## MATERIAL TO PROCESS:
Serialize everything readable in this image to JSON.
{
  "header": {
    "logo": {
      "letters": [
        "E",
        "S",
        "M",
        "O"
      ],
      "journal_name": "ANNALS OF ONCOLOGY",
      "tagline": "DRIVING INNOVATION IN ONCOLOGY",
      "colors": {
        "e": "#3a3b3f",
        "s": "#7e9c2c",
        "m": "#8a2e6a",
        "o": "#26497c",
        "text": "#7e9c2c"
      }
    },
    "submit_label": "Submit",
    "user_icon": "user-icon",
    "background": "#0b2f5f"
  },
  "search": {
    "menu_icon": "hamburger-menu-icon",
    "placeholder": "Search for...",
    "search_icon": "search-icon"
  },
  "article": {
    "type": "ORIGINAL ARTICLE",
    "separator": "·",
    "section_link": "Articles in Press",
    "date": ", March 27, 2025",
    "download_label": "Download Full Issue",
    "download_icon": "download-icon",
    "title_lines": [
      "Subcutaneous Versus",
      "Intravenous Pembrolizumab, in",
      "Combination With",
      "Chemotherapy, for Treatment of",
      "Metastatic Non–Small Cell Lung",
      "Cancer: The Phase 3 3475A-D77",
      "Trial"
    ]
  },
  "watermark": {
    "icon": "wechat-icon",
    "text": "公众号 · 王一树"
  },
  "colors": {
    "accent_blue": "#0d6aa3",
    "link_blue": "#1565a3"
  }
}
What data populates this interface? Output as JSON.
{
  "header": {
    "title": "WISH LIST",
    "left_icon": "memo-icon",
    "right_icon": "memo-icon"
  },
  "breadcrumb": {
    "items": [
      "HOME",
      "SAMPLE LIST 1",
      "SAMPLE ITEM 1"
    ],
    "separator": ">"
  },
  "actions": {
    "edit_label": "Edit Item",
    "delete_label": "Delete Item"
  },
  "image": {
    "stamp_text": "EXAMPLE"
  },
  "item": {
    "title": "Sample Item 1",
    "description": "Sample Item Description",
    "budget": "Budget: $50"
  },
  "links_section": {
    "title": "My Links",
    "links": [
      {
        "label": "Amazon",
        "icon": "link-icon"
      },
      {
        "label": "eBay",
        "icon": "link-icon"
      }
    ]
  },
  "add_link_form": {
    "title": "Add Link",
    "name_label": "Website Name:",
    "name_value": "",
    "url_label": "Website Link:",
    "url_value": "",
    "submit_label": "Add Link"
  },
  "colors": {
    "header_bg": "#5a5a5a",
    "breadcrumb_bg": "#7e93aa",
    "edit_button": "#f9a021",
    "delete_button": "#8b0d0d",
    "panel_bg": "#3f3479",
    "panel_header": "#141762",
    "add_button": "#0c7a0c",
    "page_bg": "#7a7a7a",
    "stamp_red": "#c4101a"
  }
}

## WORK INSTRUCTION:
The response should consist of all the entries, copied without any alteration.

## ANSWER TO THIS TASK:
Serialize everything readable in this image to JSON.
{
  "header": {
    "logo": {
      "letters": [
        "E",
        "S",
        "M",
        "O"
      ],
      "journal_name": "ANNALS OF ONCOLOGY",
      "tagline": "DRIVING INNOVATION IN ONCOLOGY",
      "colors": {
        "e": "#3a3b3f",
        "s": "#7e9c2c",
        "m": "#8a2e6a",
        "o": "#26497c",
        "text": "#7e9c2c"
      }
    },
    "submit_label": "Submit",
    "user_icon": "user-icon",
    "background": "#0b2f5f"
  },
  "search": {
    "menu_icon": "hamburger-menu-icon",
    "placeholder": "Search for...",
    "search_icon": "search-icon"
  },
  "article": {
    "type": "ORIGINAL ARTICLE",
    "separator": "·",
    "section_link": "Articles in Press",
    "date": ", March 27, 2025",
    "download_label": "Download Full Issue",
    "download_icon": "download-icon",
    "title_lines": [
      "Subcutaneous Versus",
      "Intravenous Pembrolizumab, in",
      "Combination With",
      "Chemotherapy, for Treatment of",
      "Metastatic Non–Small Cell Lung",
      "Cancer: The Phase 3 3475A-D77",
      "Trial"
    ]
  },
  "watermark": {
    "icon": "wechat-icon",
    "text": "公众号 · 王一树"
  },
  "colors": {
    "accent_blue": "#0d6aa3",
    "link_blue": "#1565a3"
  }
}
What data populates this interface? Output as JSON.
{
  "header": {
    "title": "WISH LIST",
    "left_icon": "memo-icon",
    "right_icon": "memo-icon"
  },
  "breadcrumb": {
    "items": [
      "HOME",
      "SAMPLE LIST 1",
      "SAMPLE ITEM 1"
    ],
    "separator": ">"
  },
  "actions": {
    "edit_label": "Edit Item",
    "delete_label": "Delete Item"
  },
  "image": {
    "stamp_text": "EXAMPLE"
  },
  "item": {
    "title": "Sample Item 1",
    "description": "Sample Item Description",
    "budget": "Budget: $50"
  },
  "links_section": {
    "title": "My Links",
    "links": [
      {
        "label": "Amazon",
        "icon": "link-icon"
      },
      {
        "label": "eBay",
        "icon": "link-icon"
      }
    ]
  },
  "add_link_form": {
    "title": "Add Link",
    "name_label": "Website Name:",
    "name_value": "",
    "url_label": "Website Link:",
    "url_value": "",
    "submit_label": "Add Link"
  },
  "colors": {
    "header_bg": "#5a5a5a",
    "breadcrumb_bg": "#7e93aa",
    "edit_button": "#f9a021",
    "delete_button": "#8b0d0d",
    "panel_bg": "#3f3479",
    "panel_header": "#141762",
    "add_button": "#0c7a0c",
    "page_bg": "#7a7a7a",
    "stamp_red": "#c4101a"
  }
}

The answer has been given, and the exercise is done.